Acta Phys. -Chim. Sin. ›› 2017, Vol. 33 ›› Issue (4): 755-762.doi: 10.3866/PKU.WHXB201612292

• ARTICLE • Previous Articles     Next Articles

A Scheme for Rapid Simulation of Anion-π Interactions Involving Halide Anions and Substituted Benzenes

Xiao-Wen WANG,Lei LI,Chang-Sheng WANG*()   

  • Received:2016-11-02 Published:2017-03-23
  • Contact: Chang-Sheng WANG E-mail:chwangcs@lnnu.edu.cn
  • Supported by:
    The project was supported by the National Natural Science Foundation of China(21173109);The project was supported by the National Natural Science Foundation of China(21573098)

Abstract:

A scheme that explicitly contains electrostatic, polarization, and dispersion interactions to rapidly simulate anion-π interactions is proposed and assessed by structural and energetic comparison with those produced via the complete basis set limit of the coupled-cluster singles and doubles plus perturbative triples [CCSD (T)/CBS] method for a set of X-…C6H6-nRn complexes where X-=F-, Cl-, Br- and R=CN, F. We use the chemical bonds C≡N, C―F, and C―H of the substituted benzenes as bond dipoles. The electrostatic interactions are estimated by calculating the interactions between the charge of the anion and the bond dipole moments of the substituted benzene. The polarization interactions are described according to the variation of the magnitudes of the bond dipole moments with the local environment. The parameters needed are produced by fitting the high-quality CCSD (T)/CBS potential energy curves. Calculation results show that our scheme produces equilibrium intermolecular distances with a root-mean-square deviation of 0.004 nm and interaction energies with a root-mean-square deviation of 2.81 kJ·mol-1 compared with the CCSD (T)/CBS results. The calculation results also show that our scheme reproduces the CCSD (T)/CBS potential energy curves well. These comparisons indicate the scheme proposed here is accurate and efficient, suggesting it may be a helpful tool to design and simulate relevant molecular materials.
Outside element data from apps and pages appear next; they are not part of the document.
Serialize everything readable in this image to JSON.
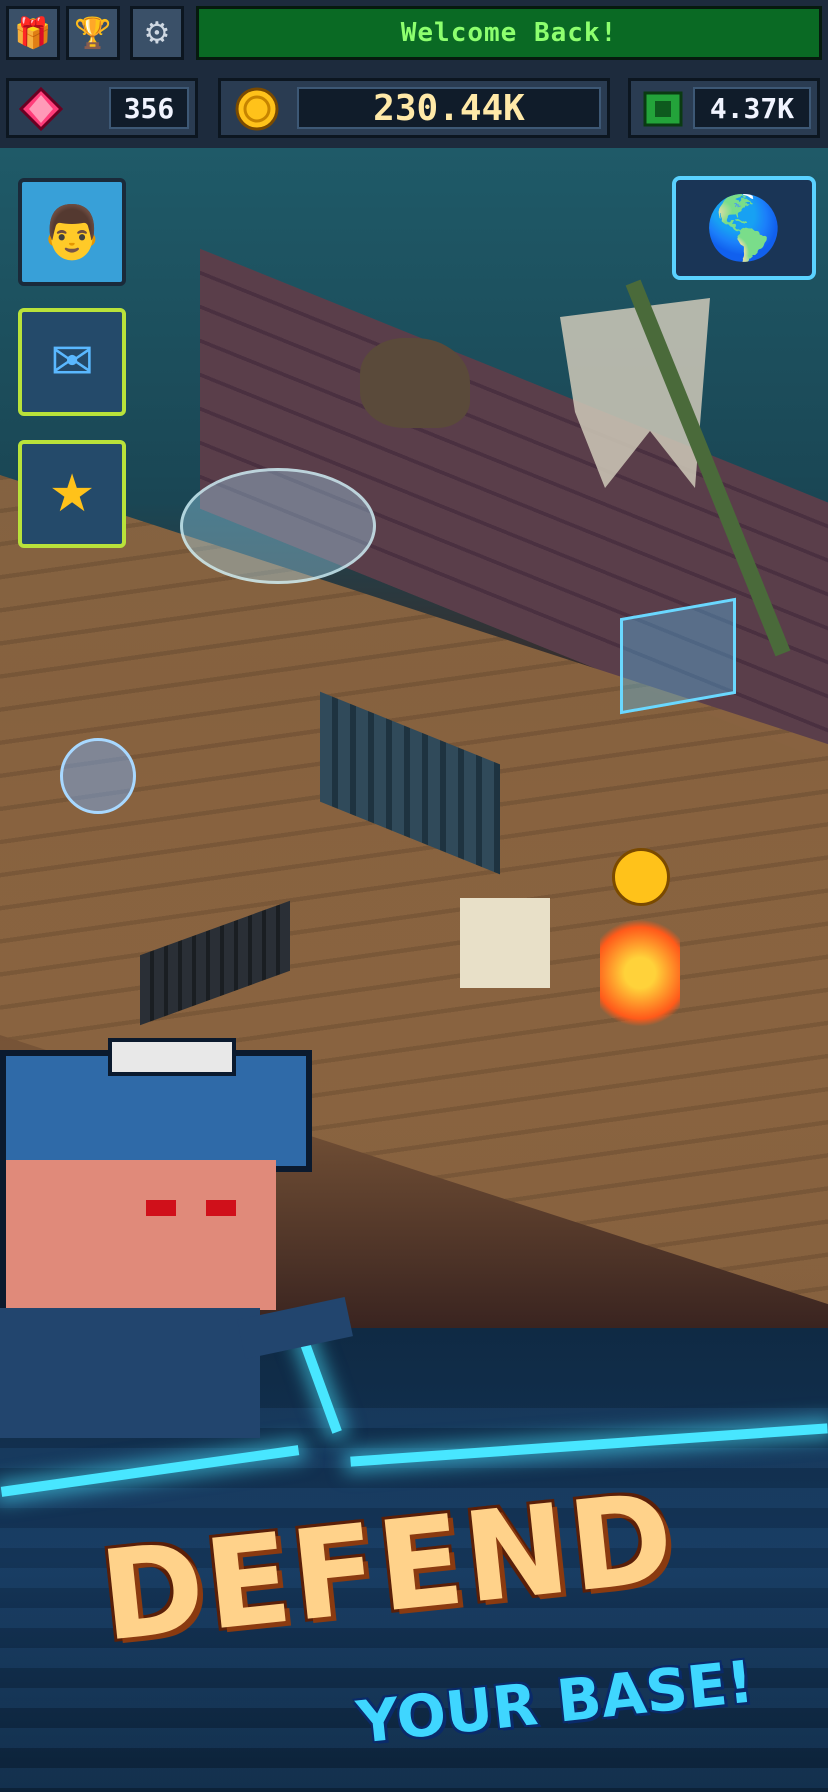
{
  "topbar": {
    "gift_button": "gift-icon",
    "trophy_button": "trophy-icon",
    "settings_button": "gear-icon",
    "welcome_text": "Welcome Back!"
  },
  "resources": {
    "gems": {
      "icon": "gem-icon",
      "value": "356"
    },
    "coins": {
      "icon": "coin-icon",
      "value": "230.44K"
    },
    "cash": {
      "icon": "cash-icon",
      "value": "4.37K"
    }
  },
  "side_buttons": [
    {
      "name": "profile",
      "icon": "avatar-icon"
    },
    {
      "name": "mail",
      "icon": "mail-icon"
    },
    {
      "name": "rewards",
      "icon": "treasure-chest-icon"
    }
  ],
  "world_button": {
    "icon": "globe-icon"
  },
  "promo": {
    "headline": "DEFEND",
    "subline": "YOUR BASE!"
  },
  "colors": {
    "welcome_green": "#8dff6e",
    "neon_cyan": "#48e6ff",
    "headline_orange": "#ffd28a",
    "subline_blue": "#3fd6ff"
  }
}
Key words: Anion-π interaction, Electrostatic interaction, Polarization, Bond dipole moment, Interaction energy

MSC2000: 

  • O641